Tony:  Why did Daniel choose an Aussie? I have Aussies but wondered why he choose Tuff of (over) your prefered breed?

You know, the strange thing about kids is they have their own minds.  It amazes me sometimes.  Daniel doesn’t like to read books or do home improvement like me either.  I just don’t get it.  Daniel loved Boomer.  The only other dog I’ve seen him rave over was a Kelpie pup.  He wanted a pup and I didn’t have one.  Besides those comments, I don’t know.  Kids are weird.  (and I know this Aussie breeder and she has great dogs!)


Gina:  My husband just got back from hunting in Colorado and the rancher told him that he as a lead cow trained to come when he whistles which brings all the others along so that moving them from place to place is pretty easy. He is now training a second leader because the other one is getting older. Was he giving the city kid a line or can that really be done?

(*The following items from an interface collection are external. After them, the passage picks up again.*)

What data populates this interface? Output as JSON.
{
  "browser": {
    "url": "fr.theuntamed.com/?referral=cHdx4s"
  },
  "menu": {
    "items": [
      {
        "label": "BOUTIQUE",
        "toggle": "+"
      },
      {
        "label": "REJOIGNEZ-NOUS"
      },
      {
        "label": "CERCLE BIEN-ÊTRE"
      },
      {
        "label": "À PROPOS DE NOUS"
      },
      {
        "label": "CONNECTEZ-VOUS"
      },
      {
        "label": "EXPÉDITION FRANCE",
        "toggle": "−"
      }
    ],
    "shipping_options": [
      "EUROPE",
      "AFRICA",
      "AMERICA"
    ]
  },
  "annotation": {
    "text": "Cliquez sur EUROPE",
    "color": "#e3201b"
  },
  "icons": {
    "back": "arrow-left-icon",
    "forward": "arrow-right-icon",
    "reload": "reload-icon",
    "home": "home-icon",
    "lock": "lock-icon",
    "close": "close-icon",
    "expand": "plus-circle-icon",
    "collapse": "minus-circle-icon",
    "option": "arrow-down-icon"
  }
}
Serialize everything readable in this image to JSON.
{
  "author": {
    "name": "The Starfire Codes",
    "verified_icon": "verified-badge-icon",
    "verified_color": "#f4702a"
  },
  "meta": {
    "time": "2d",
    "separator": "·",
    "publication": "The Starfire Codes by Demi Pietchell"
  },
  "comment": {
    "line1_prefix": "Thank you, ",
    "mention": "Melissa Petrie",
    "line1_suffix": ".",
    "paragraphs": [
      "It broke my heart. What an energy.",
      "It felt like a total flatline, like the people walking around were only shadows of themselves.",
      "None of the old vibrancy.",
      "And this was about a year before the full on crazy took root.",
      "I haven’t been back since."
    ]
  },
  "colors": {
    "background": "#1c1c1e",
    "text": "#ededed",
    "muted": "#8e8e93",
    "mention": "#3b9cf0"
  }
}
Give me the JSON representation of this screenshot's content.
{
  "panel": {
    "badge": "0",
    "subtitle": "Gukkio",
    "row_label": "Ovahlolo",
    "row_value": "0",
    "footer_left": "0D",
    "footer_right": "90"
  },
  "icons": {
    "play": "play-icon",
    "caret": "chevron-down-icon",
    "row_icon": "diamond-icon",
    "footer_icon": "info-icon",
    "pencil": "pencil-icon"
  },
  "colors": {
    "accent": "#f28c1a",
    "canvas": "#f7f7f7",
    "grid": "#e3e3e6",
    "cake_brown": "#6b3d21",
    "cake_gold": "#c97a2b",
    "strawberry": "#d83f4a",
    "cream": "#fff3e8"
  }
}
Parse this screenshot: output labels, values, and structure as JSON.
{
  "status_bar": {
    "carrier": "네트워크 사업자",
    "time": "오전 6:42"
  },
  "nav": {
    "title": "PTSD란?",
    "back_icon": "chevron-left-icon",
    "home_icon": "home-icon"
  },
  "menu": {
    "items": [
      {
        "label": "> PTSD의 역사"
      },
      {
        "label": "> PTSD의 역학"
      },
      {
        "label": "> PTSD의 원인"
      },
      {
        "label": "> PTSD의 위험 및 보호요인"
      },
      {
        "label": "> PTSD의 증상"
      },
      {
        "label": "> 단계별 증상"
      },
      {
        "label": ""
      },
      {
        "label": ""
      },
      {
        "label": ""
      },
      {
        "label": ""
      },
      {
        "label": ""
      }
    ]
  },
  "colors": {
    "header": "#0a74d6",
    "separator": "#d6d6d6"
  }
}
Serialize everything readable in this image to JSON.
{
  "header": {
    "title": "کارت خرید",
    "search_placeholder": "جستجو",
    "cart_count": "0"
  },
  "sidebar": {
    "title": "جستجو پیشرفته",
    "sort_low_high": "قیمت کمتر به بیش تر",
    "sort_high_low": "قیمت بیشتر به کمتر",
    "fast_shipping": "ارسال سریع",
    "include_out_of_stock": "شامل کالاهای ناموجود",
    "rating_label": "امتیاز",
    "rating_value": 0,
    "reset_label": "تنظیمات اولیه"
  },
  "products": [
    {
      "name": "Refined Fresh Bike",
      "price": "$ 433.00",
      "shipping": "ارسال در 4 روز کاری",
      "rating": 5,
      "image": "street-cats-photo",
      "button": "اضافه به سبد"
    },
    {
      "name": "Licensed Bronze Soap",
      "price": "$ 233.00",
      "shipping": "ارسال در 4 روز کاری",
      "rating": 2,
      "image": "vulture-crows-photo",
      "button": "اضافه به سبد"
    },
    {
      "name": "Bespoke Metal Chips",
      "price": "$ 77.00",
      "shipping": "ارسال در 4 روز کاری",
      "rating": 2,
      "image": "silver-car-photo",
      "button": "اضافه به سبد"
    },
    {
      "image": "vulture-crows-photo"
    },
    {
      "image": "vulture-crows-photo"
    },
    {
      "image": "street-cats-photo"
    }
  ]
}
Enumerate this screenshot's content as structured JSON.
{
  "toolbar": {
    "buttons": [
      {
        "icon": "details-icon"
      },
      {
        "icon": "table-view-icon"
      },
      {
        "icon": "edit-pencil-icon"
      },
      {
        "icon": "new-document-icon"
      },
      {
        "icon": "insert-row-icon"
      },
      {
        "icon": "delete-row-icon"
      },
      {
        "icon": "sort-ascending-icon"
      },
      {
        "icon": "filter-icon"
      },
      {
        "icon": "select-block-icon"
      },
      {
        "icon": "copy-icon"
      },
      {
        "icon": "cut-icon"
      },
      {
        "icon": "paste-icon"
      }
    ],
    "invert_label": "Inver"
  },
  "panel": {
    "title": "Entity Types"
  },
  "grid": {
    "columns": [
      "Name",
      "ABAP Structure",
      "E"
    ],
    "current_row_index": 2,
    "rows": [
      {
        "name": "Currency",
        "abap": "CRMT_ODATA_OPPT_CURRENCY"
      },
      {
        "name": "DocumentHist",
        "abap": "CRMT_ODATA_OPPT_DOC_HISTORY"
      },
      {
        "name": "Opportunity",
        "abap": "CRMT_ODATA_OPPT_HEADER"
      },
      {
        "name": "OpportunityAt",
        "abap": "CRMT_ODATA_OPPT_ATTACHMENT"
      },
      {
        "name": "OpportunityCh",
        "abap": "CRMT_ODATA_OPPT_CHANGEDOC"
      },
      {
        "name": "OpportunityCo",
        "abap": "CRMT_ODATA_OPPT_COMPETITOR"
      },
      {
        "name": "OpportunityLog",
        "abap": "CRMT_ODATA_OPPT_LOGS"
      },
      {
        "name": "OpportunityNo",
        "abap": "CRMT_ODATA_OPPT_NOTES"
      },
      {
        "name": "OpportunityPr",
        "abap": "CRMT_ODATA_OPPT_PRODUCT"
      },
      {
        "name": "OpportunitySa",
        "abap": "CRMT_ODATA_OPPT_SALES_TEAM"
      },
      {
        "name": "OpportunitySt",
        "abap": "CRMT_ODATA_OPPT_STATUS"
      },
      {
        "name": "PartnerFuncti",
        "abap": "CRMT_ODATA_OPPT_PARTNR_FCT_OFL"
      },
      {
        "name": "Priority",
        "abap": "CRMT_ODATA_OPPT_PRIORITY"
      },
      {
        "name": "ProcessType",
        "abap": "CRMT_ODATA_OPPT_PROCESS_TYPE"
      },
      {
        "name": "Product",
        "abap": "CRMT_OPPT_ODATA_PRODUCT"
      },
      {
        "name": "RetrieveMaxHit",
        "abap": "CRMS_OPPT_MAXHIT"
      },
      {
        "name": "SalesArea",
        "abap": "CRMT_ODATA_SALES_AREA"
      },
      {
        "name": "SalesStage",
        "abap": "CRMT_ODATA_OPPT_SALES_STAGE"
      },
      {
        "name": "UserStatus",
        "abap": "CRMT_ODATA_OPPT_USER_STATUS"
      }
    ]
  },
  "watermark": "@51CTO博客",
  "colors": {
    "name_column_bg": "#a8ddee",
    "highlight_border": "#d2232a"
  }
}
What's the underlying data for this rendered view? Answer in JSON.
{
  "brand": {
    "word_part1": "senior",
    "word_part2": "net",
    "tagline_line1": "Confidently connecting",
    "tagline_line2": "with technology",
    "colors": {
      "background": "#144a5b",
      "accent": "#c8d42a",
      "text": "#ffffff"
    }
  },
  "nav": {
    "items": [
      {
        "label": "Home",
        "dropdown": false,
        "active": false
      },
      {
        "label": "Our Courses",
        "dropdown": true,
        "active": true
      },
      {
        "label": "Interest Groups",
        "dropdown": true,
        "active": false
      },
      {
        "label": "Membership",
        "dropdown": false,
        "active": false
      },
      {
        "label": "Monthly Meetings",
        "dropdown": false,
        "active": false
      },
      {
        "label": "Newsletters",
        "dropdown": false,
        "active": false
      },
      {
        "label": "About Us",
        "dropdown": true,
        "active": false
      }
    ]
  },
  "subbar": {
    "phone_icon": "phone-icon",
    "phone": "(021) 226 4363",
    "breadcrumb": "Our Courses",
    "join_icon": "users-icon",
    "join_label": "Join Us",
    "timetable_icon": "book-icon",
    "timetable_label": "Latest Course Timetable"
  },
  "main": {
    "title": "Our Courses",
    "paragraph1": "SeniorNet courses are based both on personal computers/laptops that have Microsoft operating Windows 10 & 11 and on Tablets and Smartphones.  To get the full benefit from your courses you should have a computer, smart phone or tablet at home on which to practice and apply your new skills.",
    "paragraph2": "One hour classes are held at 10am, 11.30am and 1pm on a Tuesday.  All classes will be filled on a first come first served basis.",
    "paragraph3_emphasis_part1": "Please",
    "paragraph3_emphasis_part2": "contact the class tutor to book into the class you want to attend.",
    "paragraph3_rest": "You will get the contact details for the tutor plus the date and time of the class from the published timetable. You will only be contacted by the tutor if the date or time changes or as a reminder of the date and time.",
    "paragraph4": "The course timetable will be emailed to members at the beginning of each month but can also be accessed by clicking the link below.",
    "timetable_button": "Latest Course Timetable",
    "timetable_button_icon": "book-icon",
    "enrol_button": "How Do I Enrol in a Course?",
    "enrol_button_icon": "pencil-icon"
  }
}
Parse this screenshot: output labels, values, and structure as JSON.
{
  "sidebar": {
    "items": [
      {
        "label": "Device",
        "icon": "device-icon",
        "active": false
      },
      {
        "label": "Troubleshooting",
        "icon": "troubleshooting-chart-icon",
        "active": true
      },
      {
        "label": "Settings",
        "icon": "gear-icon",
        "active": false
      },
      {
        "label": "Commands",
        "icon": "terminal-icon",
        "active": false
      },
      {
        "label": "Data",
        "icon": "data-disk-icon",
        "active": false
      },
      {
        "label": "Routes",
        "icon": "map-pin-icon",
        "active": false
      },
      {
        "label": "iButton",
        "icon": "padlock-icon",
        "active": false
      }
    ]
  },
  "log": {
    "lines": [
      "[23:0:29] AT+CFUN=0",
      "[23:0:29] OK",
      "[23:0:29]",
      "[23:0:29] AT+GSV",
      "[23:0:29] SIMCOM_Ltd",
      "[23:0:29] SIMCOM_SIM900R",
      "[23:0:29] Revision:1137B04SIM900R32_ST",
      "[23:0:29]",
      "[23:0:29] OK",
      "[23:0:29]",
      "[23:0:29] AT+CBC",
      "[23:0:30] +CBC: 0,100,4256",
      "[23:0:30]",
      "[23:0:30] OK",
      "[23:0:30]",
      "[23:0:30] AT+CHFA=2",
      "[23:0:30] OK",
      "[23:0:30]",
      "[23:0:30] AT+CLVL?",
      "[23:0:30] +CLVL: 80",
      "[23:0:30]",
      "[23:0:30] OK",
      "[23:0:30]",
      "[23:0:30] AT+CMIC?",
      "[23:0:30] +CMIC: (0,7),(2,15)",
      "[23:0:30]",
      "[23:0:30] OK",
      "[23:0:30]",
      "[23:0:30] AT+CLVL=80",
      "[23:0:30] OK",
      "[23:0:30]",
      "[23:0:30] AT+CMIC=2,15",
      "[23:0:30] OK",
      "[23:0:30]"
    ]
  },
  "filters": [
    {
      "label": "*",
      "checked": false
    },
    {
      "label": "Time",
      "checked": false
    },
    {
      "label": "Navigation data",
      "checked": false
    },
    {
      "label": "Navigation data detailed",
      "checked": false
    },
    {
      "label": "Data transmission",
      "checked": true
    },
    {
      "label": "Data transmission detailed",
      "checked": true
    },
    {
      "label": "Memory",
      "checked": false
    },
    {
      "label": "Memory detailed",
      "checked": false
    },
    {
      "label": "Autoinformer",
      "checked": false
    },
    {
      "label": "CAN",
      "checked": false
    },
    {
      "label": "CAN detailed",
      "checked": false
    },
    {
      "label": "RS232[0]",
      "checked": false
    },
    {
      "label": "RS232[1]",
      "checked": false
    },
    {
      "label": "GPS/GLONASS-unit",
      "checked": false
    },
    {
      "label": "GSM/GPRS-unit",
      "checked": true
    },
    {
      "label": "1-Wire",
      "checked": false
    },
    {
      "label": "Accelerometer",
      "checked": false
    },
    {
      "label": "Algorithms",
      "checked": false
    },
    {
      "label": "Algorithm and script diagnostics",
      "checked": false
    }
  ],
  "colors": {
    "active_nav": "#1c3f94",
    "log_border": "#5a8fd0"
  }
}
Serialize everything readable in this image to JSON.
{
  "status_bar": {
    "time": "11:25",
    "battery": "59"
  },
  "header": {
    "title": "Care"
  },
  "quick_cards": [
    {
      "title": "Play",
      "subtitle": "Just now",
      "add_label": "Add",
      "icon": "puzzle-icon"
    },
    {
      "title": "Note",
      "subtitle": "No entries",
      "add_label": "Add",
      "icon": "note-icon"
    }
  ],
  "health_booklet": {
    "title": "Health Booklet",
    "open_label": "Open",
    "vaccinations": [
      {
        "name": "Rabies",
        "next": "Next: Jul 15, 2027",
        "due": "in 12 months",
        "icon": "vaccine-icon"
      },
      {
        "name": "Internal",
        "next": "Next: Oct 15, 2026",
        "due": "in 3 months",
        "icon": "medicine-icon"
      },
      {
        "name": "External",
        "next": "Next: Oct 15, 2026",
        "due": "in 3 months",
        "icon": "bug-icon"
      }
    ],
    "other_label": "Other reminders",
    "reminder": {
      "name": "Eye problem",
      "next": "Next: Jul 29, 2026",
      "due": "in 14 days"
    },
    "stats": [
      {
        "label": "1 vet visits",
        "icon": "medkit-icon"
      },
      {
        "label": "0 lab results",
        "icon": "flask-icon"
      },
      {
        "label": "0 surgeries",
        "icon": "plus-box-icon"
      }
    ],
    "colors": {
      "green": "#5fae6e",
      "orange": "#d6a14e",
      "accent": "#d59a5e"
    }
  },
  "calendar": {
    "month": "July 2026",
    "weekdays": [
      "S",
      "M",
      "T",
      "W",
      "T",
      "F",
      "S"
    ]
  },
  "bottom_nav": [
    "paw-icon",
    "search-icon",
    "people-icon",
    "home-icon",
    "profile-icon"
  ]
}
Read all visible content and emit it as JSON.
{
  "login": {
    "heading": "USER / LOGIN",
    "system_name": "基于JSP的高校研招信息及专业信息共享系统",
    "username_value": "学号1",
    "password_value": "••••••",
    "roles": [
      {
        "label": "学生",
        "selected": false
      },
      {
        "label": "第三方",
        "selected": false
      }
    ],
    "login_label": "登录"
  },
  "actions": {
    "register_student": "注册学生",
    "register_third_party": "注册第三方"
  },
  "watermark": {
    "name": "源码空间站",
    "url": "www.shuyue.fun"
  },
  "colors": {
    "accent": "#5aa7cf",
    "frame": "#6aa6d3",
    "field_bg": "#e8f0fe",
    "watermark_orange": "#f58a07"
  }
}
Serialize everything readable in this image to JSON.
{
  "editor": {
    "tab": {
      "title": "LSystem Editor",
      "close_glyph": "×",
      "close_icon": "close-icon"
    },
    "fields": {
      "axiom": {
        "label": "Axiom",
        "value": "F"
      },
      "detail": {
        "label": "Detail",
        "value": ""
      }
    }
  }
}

Oh, it definitely can be done.  Cows are like people… some have the temperament to be in the lead, others simply like not to think too much and would rather just follow.  If you can get the lead cow “trained”, which usually isn’t too hard, cows remember going certain ways… then other cows follow.  Movement creates movement.  Get some cows going, others start watching and soon follow.  Long trail drives from Texas to Kansas often had lead steers (don’t have to worry about calves that way), some made the trip multiple times according to legend.  If you move your cattle often, they learn to expect to watch for that cow to lead them to the next pasture.  It’s like calling cattle.  They learn they’re getting fed or going to better pasture… watch out, here they come!


Okay, there’s a couple more questions, but they deserve bigger answers.  I’ll cover them in the next day or two.  or three.  maybe four.  We’re getting ready for the Harvest Dinner fundraiser for the library, and I’ll be busy the next few days!  Sorry to split things up… but it’s the best way to do it for me!

Thanks for the thoughtful questions!  I love you guys…